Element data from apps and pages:
# # # # #
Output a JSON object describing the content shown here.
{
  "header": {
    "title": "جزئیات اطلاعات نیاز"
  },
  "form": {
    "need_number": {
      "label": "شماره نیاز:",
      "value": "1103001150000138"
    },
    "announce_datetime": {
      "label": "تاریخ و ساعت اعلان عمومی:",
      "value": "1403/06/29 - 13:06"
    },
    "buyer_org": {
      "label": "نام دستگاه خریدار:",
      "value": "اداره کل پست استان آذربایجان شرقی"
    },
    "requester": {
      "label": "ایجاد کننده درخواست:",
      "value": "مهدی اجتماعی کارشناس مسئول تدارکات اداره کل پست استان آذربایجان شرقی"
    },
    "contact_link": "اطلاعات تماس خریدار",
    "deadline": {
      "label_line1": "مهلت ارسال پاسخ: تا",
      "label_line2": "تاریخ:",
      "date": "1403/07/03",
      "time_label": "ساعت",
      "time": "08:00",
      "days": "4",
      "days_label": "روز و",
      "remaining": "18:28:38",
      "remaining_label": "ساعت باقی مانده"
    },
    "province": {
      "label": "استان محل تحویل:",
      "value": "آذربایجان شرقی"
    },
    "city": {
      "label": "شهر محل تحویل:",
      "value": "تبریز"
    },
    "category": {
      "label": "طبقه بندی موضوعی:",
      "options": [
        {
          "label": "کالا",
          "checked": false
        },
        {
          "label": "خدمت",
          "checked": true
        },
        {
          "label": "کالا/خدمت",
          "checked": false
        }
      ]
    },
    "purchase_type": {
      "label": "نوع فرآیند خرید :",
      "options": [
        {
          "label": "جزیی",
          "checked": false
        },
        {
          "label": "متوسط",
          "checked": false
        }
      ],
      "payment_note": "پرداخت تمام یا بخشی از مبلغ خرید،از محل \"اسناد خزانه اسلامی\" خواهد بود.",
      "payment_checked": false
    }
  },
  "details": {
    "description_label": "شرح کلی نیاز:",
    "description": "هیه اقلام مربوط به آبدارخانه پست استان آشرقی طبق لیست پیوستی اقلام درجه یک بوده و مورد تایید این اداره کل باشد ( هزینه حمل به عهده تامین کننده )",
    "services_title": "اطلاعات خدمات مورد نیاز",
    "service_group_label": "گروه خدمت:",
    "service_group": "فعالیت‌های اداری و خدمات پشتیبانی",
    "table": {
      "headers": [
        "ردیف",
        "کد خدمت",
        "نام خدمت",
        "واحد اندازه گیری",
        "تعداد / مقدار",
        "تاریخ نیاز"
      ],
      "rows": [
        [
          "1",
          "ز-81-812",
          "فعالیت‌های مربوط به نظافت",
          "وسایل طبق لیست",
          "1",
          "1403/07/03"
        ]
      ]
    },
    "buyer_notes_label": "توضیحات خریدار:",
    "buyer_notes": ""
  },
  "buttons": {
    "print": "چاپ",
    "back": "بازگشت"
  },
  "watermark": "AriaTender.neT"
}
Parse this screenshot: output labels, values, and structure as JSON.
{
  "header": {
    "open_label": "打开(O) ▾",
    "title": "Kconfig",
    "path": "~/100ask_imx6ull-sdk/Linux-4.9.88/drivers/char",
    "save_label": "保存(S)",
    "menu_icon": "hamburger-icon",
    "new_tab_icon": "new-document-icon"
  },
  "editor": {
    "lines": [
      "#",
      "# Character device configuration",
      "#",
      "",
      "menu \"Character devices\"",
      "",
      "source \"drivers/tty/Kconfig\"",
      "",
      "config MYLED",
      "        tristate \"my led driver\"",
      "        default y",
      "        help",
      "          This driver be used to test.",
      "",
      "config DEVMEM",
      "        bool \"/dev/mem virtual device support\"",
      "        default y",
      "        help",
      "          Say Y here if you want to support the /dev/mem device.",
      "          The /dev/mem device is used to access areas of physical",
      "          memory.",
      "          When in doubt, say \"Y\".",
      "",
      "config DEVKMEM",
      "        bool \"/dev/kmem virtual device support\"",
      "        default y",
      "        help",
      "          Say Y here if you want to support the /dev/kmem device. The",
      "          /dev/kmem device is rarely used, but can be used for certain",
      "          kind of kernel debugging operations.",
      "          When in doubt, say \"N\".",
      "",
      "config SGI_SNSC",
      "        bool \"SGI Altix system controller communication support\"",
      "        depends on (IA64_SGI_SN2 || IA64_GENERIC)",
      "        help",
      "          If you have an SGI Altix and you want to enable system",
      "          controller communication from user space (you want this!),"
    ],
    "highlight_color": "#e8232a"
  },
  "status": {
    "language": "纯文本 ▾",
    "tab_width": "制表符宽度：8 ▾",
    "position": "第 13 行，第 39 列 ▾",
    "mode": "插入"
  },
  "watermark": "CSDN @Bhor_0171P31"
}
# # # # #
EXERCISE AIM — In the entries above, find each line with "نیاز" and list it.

SOLUTION TO THE EXERCISE —
    "title": "جزئیات اطلاعات نیاز"
      "label": "شماره نیاز:",
    "description_label": "شرح کلی نیاز:",
    "services_title": "اطلاعات خدمات مورد نیاز",
        "تاریخ نیاز"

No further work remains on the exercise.